We always see the same side of the Moon and that is because our natural satellite takes the same time to go around on itself as it does to go around the Earth.
The Moon, the Earth’s natural satellite, has a particularity that has always aroused curiosity.
The dark side of the moon
From night to night, regardless of the season or the hemisphere from which we observe it, the Moon always shows us the same face. An enigmatic phenomenon? Not really since it is simply due to the fact that its period of rotation is equal to its period of revolution, i.e. a little over 27 days. In other words, the Moon rotates on itself and, at exactly the same time, around the Earth.
The first men who were able to directly observe the dark side of the Moon were the crew members of Apollo 8 who circumnavigated the Moon in 1968.
Rotation and Revolution Periods
What might look like a coincidence actually has a physical explanation. This synchronism between periods of rotation and revolution is the result of tidal forces acting within the Earth-Moon couple.
Millions of years ago, the Moon revolved faster around itself than it did around the Earth. Gradually, the tidal forces slowed down its rotational motion until it reached a point of equilibrium and had the same period as its revolution motion.
Extreme heat and changes in gravity
Matt Jones, a lead author of the moon studies and researches, emphasizes that no matter how the South Pole-Aitken formed, it ends up concentrating these heat-producing elements on the near side. According to the researchers, this extreme heat led to a concentration of potassium, phosphorus and heat-producing elements like thorium.

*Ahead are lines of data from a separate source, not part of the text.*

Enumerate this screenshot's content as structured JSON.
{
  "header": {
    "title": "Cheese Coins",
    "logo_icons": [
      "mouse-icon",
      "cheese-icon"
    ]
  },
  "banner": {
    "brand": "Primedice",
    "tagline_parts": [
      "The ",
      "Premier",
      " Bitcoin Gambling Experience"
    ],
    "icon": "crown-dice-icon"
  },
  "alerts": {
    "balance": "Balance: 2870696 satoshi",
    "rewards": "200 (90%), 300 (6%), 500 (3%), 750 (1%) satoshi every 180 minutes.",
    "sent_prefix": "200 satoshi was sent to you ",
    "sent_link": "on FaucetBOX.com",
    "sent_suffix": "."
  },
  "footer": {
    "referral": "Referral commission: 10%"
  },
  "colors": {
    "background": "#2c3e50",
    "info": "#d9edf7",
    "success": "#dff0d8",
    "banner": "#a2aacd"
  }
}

To date, this is exactly the composition found by scientists in lunar rock samples from the visible side. On the other hand, the reason why this side of the Moon reacted more was certainly caused by slight changes in gravity.

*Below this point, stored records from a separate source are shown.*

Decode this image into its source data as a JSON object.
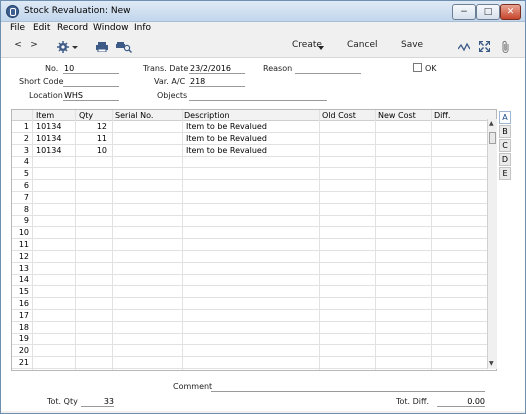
{
  "window": {
    "title": "Stock Revaluation: New",
    "min_label": "−",
    "max_label": "□",
    "close_label": "✕"
  },
  "menu": [
    "File",
    "Edit",
    "Record",
    "Window",
    "Info"
  ],
  "toolbar": {
    "prev": "<",
    "next": ">",
    "create": "Create",
    "cancel": "Cancel",
    "save": "Save"
  },
  "header": {
    "no_label": "No.",
    "no_value": "10",
    "trans_date_label": "Trans. Date",
    "trans_date_value": "23/2/2016",
    "reason_label": "Reason",
    "reason_value": "",
    "ok_label": "OK",
    "short_code_label": "Short Code",
    "short_code_value": "",
    "var_ac_label": "Var. A/C",
    "var_ac_value": "218",
    "location_label": "Location",
    "location_value": "WHS",
    "objects_label": "Objects",
    "objects_value": ""
  },
  "grid": {
    "columns": [
      "Item",
      "Qty",
      "Serial No.",
      "Description",
      "Old Cost",
      "New Cost",
      "Diff."
    ],
    "rows": [
      {
        "n": "1",
        "item": "10134",
        "qty": "12",
        "serial": "",
        "desc": "Item to be Revalued",
        "old": "",
        "new": "",
        "diff": ""
      },
      {
        "n": "2",
        "item": "10134",
        "qty": "11",
        "serial": "",
        "desc": "Item to be Revalued",
        "old": "",
        "new": "",
        "diff": ""
      },
      {
        "n": "3",
        "item": "10134",
        "qty": "10",
        "serial": "",
        "desc": "Item to be Revalued",
        "old": "",
        "new": "",
        "diff": ""
      },
      {
        "n": "4"
      },
      {
        "n": "5"
      },
      {
        "n": "6"
      },
      {
        "n": "7"
      },
      {
        "n": "8"
      },
      {
        "n": "9"
      },
      {
        "n": "10"
      },
      {
        "n": "11"
      },
      {
        "n": "12"
      },
      {
        "n": "13"
      },
      {
        "n": "14"
      },
      {
        "n": "15"
      },
      {
        "n": "16"
      },
      {
        "n": "17"
      },
      {
        "n": "18"
      },
      {
        "n": "19"
      },
      {
        "n": "20"
      },
      {
        "n": "21"
      }
    ]
  },
  "tabs": [
    "A",
    "B",
    "C",
    "D",
    "E"
  ],
  "footer": {
    "comment_label": "Comment",
    "comment_value": "",
    "tot_qty_label": "Tot. Qty",
    "tot_qty_value": "33",
    "tot_diff_label": "Tot. Diff.",
    "tot_diff_value": "0.00"
  }
}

In all of the scenarios the researchers examined, the southern hemisphere’s upper mantle warmed up and began to flow toward the northern hemisphere, thus traveling through the near side.

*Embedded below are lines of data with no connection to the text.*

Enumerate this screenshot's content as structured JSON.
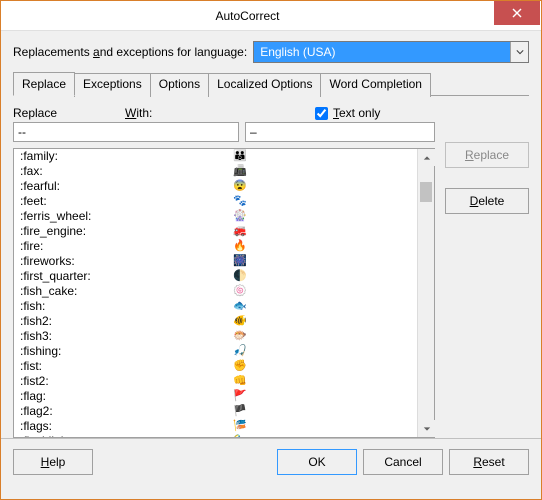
{
  "window": {
    "title": "AutoCorrect"
  },
  "lang": {
    "label_pre": "Replacements ",
    "label_u": "a",
    "label_post": "nd exceptions for language:",
    "value": "English (USA)"
  },
  "tabs": [
    {
      "label": "Replace",
      "active": true
    },
    {
      "label": "Exceptions",
      "active": false
    },
    {
      "label": "Options",
      "active": false
    },
    {
      "label": "Localized Options",
      "active": false
    },
    {
      "label": "Word Completion",
      "active": false
    }
  ],
  "fields": {
    "replace_label": "Replace",
    "with_label_u": "W",
    "with_label_post": "ith:",
    "textonly_u": "T",
    "textonly_post": "ext only",
    "textonly_checked": true,
    "replace_value": "--",
    "with_value": "–"
  },
  "side": {
    "replace_u": "R",
    "replace_post": "eplace",
    "delete_u": "D",
    "delete_post": "elete"
  },
  "list": {
    "items": [
      {
        "key": ":family:",
        "val": "👪"
      },
      {
        "key": ":fax:",
        "val": "📠"
      },
      {
        "key": ":fearful:",
        "val": "😨"
      },
      {
        "key": ":feet:",
        "val": "🐾"
      },
      {
        "key": ":ferris_wheel:",
        "val": "🎡"
      },
      {
        "key": ":fire_engine:",
        "val": "🚒"
      },
      {
        "key": ":fire:",
        "val": "🔥"
      },
      {
        "key": ":fireworks:",
        "val": "🎆"
      },
      {
        "key": ":first_quarter:",
        "val": "🌓"
      },
      {
        "key": ":fish_cake:",
        "val": "🍥"
      },
      {
        "key": ":fish:",
        "val": "🐟"
      },
      {
        "key": ":fish2:",
        "val": "🐠"
      },
      {
        "key": ":fish3:",
        "val": "🐡"
      },
      {
        "key": ":fishing:",
        "val": "🎣"
      },
      {
        "key": ":fist:",
        "val": "✊"
      },
      {
        "key": ":fist2:",
        "val": "👊"
      },
      {
        "key": ":flag:",
        "val": "🚩"
      },
      {
        "key": ":flag2:",
        "val": "🏴"
      },
      {
        "key": ":flags:",
        "val": "🎏"
      },
      {
        "key": ":flashlight:",
        "val": "🔦"
      }
    ]
  },
  "buttons": {
    "help_u": "H",
    "help_post": "elp",
    "ok": "OK",
    "cancel": "Cancel",
    "reset_u": "R",
    "reset_post": "eset"
  },
  "colors": {
    "accent": "#3399ff",
    "window_border": "#d97f2a",
    "close": "#c75050"
  }
}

Meanwhile, the upper mantle on the far side of the Moon remained too cold to distribute the same material in the same way. This difference could very well have generated the asymmetry observed on both sides of the Moon.